The purpose of this interactive workshop is to help participants recognize these seen and unseen intersectional barriers and apply this learning to their own workplaces.
Questions, Content & Design
This session will begin with an overview of unconscious bias (5 minutes). Next, we will describe gender-based leadership barriers from Diehl and Dzubinski’s (2016) research (10 minutes). Then there will be three learning segments (10 minutes each) focusing on intersectional barriers. After each segment, participants will consider which barriers they have seen in their own workplaces and share examples with others (10 minutes per segment). For the next 10 minutes, participants will discuss steps individuals and organizations can take to support all women. The final 5 minutes will involve a short report to the room. The total workshop time will be 90 minutes.
Results, Findings, Outcomes
The workshop learning objectives are to:
1. Recognize that we are all biased.
2. Understand the extent and prevalence of unconscious workplace bias towards women.
3. Name and recognize intersectional factors that affect women in the workplace.
4. Identify personal connections to the intersectional barriers.
5. Identify potential solutions to better support all women in the organization.
From existing research on unconscious bias and intersectionality, it is clear that women face a steep climb on their path to organizational leadership. Dzubinski’s (2017) framework will give participants comprehensive knowledge of intersectional factors that impact women’s leadership. Participants will cognitively recognize barriers and emotionally connect to them through sharing workplace stories with others. Then they will brainstorm possible solutions.

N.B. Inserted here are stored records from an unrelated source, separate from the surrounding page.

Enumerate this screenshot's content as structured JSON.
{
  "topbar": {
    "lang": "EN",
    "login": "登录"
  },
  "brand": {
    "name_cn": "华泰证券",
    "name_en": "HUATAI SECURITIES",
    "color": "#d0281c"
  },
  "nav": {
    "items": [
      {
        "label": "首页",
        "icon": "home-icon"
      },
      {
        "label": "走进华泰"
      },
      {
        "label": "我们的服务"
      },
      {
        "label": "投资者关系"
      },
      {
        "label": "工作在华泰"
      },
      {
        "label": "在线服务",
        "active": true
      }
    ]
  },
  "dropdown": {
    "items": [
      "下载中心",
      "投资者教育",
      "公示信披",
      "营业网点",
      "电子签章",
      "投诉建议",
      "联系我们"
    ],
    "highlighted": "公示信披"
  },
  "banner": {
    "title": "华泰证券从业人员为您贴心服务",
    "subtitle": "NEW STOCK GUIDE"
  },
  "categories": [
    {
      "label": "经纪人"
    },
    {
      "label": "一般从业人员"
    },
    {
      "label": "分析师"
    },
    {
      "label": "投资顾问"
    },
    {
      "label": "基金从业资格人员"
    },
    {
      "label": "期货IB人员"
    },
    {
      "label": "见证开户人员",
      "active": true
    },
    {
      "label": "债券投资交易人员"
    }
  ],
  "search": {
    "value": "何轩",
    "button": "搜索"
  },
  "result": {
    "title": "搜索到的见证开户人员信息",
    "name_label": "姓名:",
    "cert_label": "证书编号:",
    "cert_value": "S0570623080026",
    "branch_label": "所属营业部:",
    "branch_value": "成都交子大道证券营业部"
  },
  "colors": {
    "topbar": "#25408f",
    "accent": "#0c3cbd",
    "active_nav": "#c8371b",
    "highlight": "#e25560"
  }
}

Recognizing that forms of oppression are interrelated and manifest in multiple forms of injustice and discrimination, our current research on unconscious bias sought to go beyond gender to find out what other identity aspects impact women leaders’ experiences in the workplace. Understanding and working to eliminate embedded intersectional barriers is of great practical interest because of the promise it holds for improved organizational performance and decision-making. Participants will gain a new toolset to recognize hidden barriers which will help them to develop strategies to reduce and eliminate these barriers and to fully integrate women into all levels of organizational leadership.